67 Results for 'Robert Wood'
Flexible force sensors for microrobotics
As robots have gotten smaller, softer, and more maneuverable, they’ve opened up myriad possibilities for interacting with objects on a tiny scale, including on and in the human body. However, human hands still have on major advantage over robots: the ability to feel. Researchers at the Wyss Institute are using the Pop-Up MEMS manufacturing technique...
Flexible robots to assist in endoscopic procedures
Endoscopes are a standard device in gastrointestinal medicine, used by surgeons to noninvasively see and take biopsies from tissues along the entire digestive tract. However, endoscopes themselves amount to hollow tubes with a camera and light attached, through which different instruments are threaded to the procedure site, and are rigid and not very maneuverable. Two...
Millimeter-scale Delta robot (milliDelta)
Delta robots are deployed in many industrial processes, including pick-and-place assemblies, machining, welding, and food packaging. Three individually controlled lightweight arms enable fast and accurate motion of an output platform in three directions. Roboticists have reduced the size of Delta robots for tasks in limited workspaces, but so far, using conventional manufacturing techniques and components,...
Versatile Ambulatory Microrobots
Small or difficult-to-access spaces such as areas covered with rubble, or narrow pipes and engines can pose obstacles to search-and-rescue missions, repair works, or environmental and industrial monitoring. One solution for these problems could be small-sized robots that are able to navigate such spaces, transport payload, sense, and communicate. Wyss Institute researchers have developed a...
Autonomous Flying Microrobots (RoboBees)
Inspired by the biology of a bee, researchers at the Wyss Institute are developing RoboBees, manmade systems that could perform myriad roles in agriculture or disaster relief. A RoboBee measures about half the size of a paper clip, weighs less that one-tenth of a gram, and flies using “artificial muscles” compromised of materials that contract when...

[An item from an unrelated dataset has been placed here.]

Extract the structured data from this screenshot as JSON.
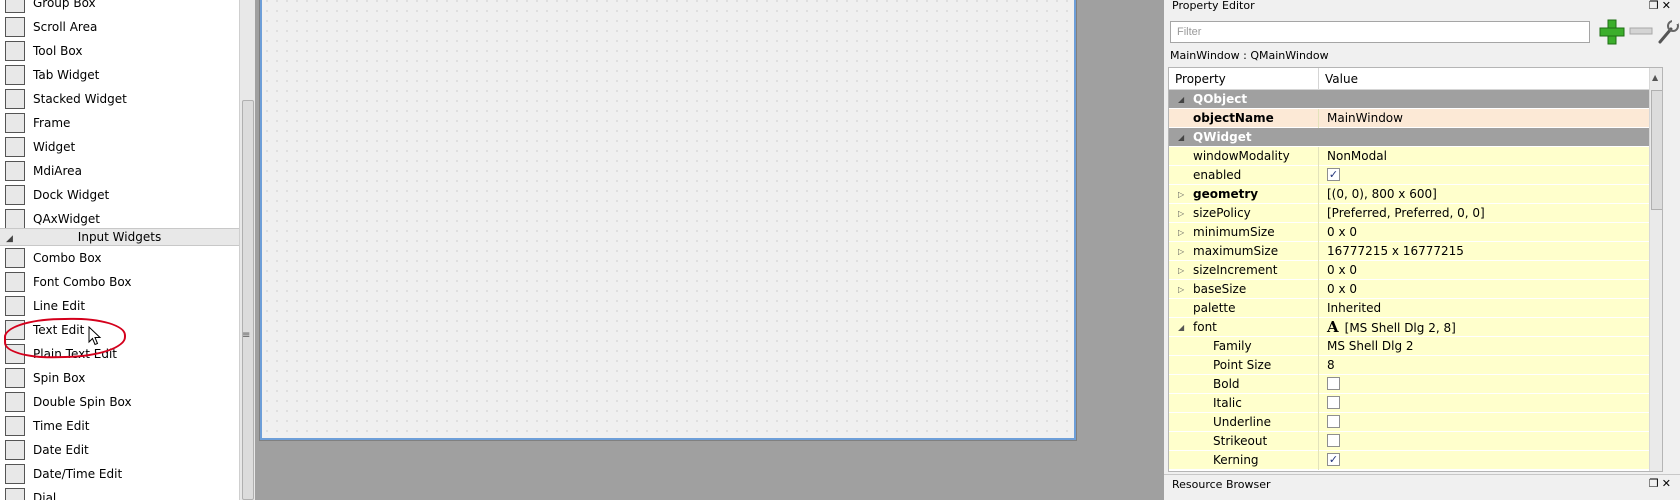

Recent decades have seen rapid development in the manufacture of microelectromechanical systems (MEMS) at the micrometer scale, mostly based on silicon wafer processing techniques, with characteristic length scales of millimeters to nanometers. However, standard MEMS techniques are often inappropriate for producing machines with complex 3D topologies and varied constituent materials at the mesoscale, at sizes...
May 16, 2018, 6:30pm - 7:30pm
- Add to Calendar
- Google Calendar
Rob Wood Wyss Founding Core Faculty and Co-Lead Bioinspired Robotics, will present a talk at Le Laboratoire Cambridge titled, The Mechanical Side of Artificial Intelligence. The talk will take place on Wednesday, May 16, 2018. Doors open at 6pm / talk begins at 6:30pm. Space is limited, please RSVP to secure your attendance. We hope... Free and open to public
Video/AnimationRAD Sampler: Device for investigating delicate marine organismsLike an underwater pokéball, this origami-inspired sampling device folds up into a container for capturing delicate marine organisms. Credit: Wyss Institute at Harvard University
Video/AnimationHAMR: Robotic Cockroach for Underwater ExplorationsThis video shows how the HAMR can transition from land to water, paddle on the surface of water, or sink to the ground to start walking again just as it would on dry land. Credit: Yufeng Chen, Neel Doshi, and Benjamin Goldberg/Harvard University
Le Lab presents: The Mechanical Side of Artificial Intelligence with Rob WoodWyss Core Faculty member Robert Wood, Ph.D. presented a talk at Le Laboratoire Cambridge on May 16th titled The Mechanical Side of Artificial Intelligence. Artificial intelligence typically focuses on perception, learning, and control methods to enable autonomous robots to make and act on decisions in real environments. Wood’s research focuses on the design, mechanics, materials,...
Video/Animation3D Printing: Soft Robots with Embedded SensorsResearchers from the Wyss Institute and Harvard SEAS have developed a platform for 3D printed, soft robots with embedded sensors that can feel touch, pressure, motion and temperature. This technology could be used for integrated sensing across a range of soft robotic applications. Credit: Harvard SEAS
Video/AnimationMeet HAMR, the Cockroach-Inspired RobotThe Harvard Ambulatory Microrobot - nicknamed HAMR - is a versatile robot that can run at high speeds, jump, climb, turn sharply, carry payloads and fall from great distances without being injured.
Video/AnimationThe milliDelta RobotDelta Robots are comprised of three articulating arms connected to an output stage. They are extremely precise and agile, and can be used for “pick & place” and 3D Printing. Researchers at the Wyss Institute and Harvard SEAS have developed a millimeter-scale delta robot, the “milliDelta.” Possible applications at this scale include microassembly, micromanipulation, and...